The moral quandary of Nazi complicity is revisited in this taut drama.
The moral quandary of Nazi complicity is revisited in taut drama “The Counterfeiters,” which tells the true story of a disparate group of imprisoned artists, financiers and swindlers secretly assembled in a concentration camp to forge millions of pound and dollar notes to support the German war effort. Tough subject matter and a crafty lead perf from Austrian-born tube vet Karl Markovics as a Russian Jew who goes along to get along will earn genuine interest from fests, distribs and ancillary providers.
A brief preamble introduces 45-year-old Salomon Sorowitsch (Markovics), a gaunt, hatchet-faced man in a threadbare suit who’s appeared in the gambler’s mecca of Monte Carlo at the end of World War II with a suitcase full of crisp American banknotes.
Following success at the tables and a roll in the hay that reveals a concentration camp number on his arm, story flashes back to “Sally’s” halcyon days in 1936 Berlin as a talented forger and enthusiastic bon vivant. “Why earn money by making art?” he says. “Earning money by making money is much easier.”
The gravy train dries up when he’s arrested by police inspector Herzog (David Striesow) and sent to the particularly violent Mauthausen camp. Currying favor with captors via a blend of obsequiousness and opportunism, Sally is soon the resident sketch artist, before being mysteriously transferred, five years later, to Sachsenhausen.
He’s been hand-picked by Herzog, now a commandant, to coordinate a team of experts forced to counterfeit pounds, then dollars, to destabilize respective economies and fill Nazi coffers.
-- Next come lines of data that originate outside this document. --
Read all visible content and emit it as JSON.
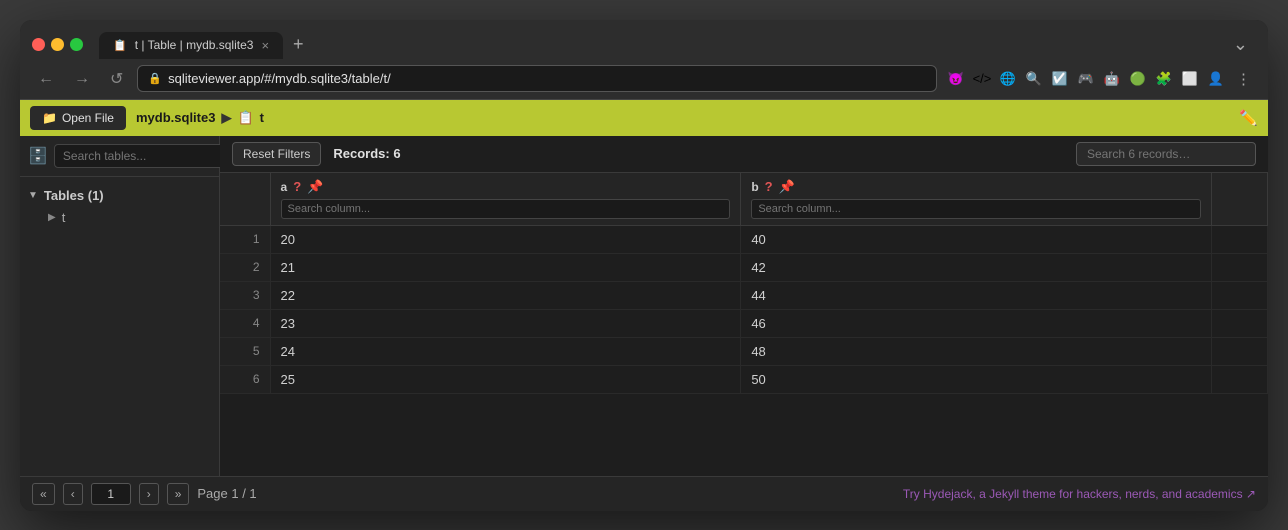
{
  "browser": {
    "tab_label": "t | Table | mydb.sqlite3",
    "tab_close": "×",
    "tab_new": "+",
    "tab_more": "⌄",
    "address": "sqliteviewer.app/#/mydb.sqlite3/table/t/",
    "back_btn": "←",
    "forward_btn": "→",
    "reload_btn": "↺"
  },
  "toolbar": {
    "open_file_label": "Open File",
    "breadcrumb_db": "mydb.sqlite3",
    "breadcrumb_table": "t",
    "breadcrumb_arrow": "▶"
  },
  "sidebar": {
    "search_placeholder": "Search tables...",
    "tables_header": "Tables (1)",
    "table_item": "t"
  },
  "content": {
    "reset_filters_label": "Reset Filters",
    "records_count": "Records: 6",
    "search_records_placeholder": "Search 6 records…",
    "columns": [
      {
        "name": "a",
        "search_placeholder": "Search column..."
      },
      {
        "name": "b",
        "search_placeholder": "Search column..."
      }
    ],
    "rows": [
      {
        "num": "1",
        "a": "20",
        "b": "40"
      },
      {
        "num": "2",
        "a": "21",
        "b": "42"
      },
      {
        "num": "3",
        "a": "22",
        "b": "44"
      },
      {
        "num": "4",
        "a": "23",
        "b": "46"
      },
      {
        "num": "5",
        "a": "24",
        "b": "48"
      },
      {
        "num": "6",
        "a": "25",
        "b": "50"
      }
    ]
  },
  "footer": {
    "first_page": "«",
    "prev_page": "‹",
    "next_page": "›",
    "last_page": "»",
    "page_value": "1",
    "page_info": "Page 1 / 1",
    "promo_text": "Try Hydejack, a Jekyll theme for hackers, nerds, and academics ↗"
  }
}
But not everyone’s as pragmatic as Sorowitsch, who finds the dollar project continuously sabotaged by stubbornly idealistic collotype specialist Adolf Burger (August Diehl), on whose memoir script is based. As moral debates and stalling strategies swirl amongst the counterfeiters, Herzog’s impatience grows and the Nazi war machine begins to falter.
Austrian-born helmer Stefan Ruzowitzky continues his move away from the visual surface gloss of early work, including German horror franchise “Anatomy,” towards the rougher, more jittery approach pioneered in his previous effort, war-set English-lingo comedic misfire “All the Queen’s Men.” New pic reps fine balance of style with story.
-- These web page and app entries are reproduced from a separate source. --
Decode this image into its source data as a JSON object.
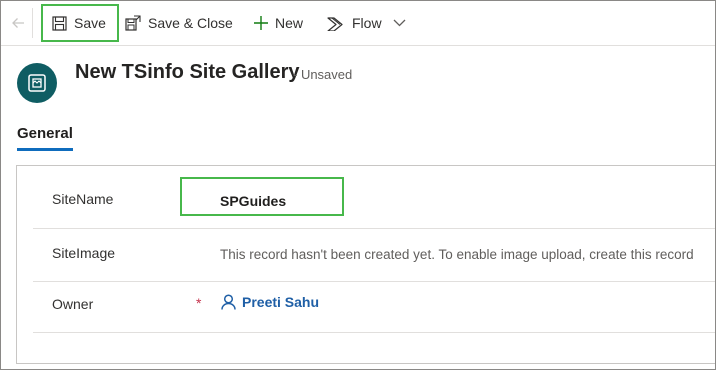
{
  "toolbar": {
    "save_label": "Save",
    "save_close_label": "Save & Close",
    "new_label": "New",
    "flow_label": "Flow"
  },
  "header": {
    "title": "New TSinfo Site Gallery",
    "status": "- Unsaved"
  },
  "tabs": [
    {
      "label": "General",
      "selected": true
    }
  ],
  "form": {
    "site_name": {
      "label": "SiteName",
      "required_mark": "*",
      "value": "SPGuides"
    },
    "site_image": {
      "label": "SiteImage",
      "message": "This record hasn't been created yet. To enable image upload, create this record"
    },
    "owner": {
      "label": "Owner",
      "required_mark": "*",
      "value": "Preeti Sahu"
    }
  },
  "colors": {
    "highlight_border": "#47b84b",
    "entity_icon_bg": "#0f5d63",
    "tab_underline": "#0f6cbd",
    "link": "#1f5fa6",
    "required": "#c4314b"
  },
  "icons": [
    "back-arrow-icon",
    "save-icon",
    "save-close-icon",
    "plus-icon",
    "flow-icon",
    "chevron-down-icon",
    "entity-icon",
    "person-icon"
  ]
}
As in recent Hungarian camp drama “Fateless,” the horror here comes not from explicit atrocities — though pic has abrupt, jagged violence — but from the large-scale tragedy implied on the other side of the workshop compound’s thin plywood walls. Random screams and gunshots are heard at all hours, though the specialists themselves are treated to good food, comfortable bedding, piped-in opera music, and even, incongruously, a ping-pong table. When the walls finally come down, the gulf between their health and the camp’s squalor neatly underscores deeper moral ramifications.
Nuanced interplay among Markovics, Diehl and Striesow is pic’s main focus, with supporting players vividly drawn.
Other tech aspects are fine, led by meticulous production design of counterfeiters’ lair. Pic is skedded for mid-March German release.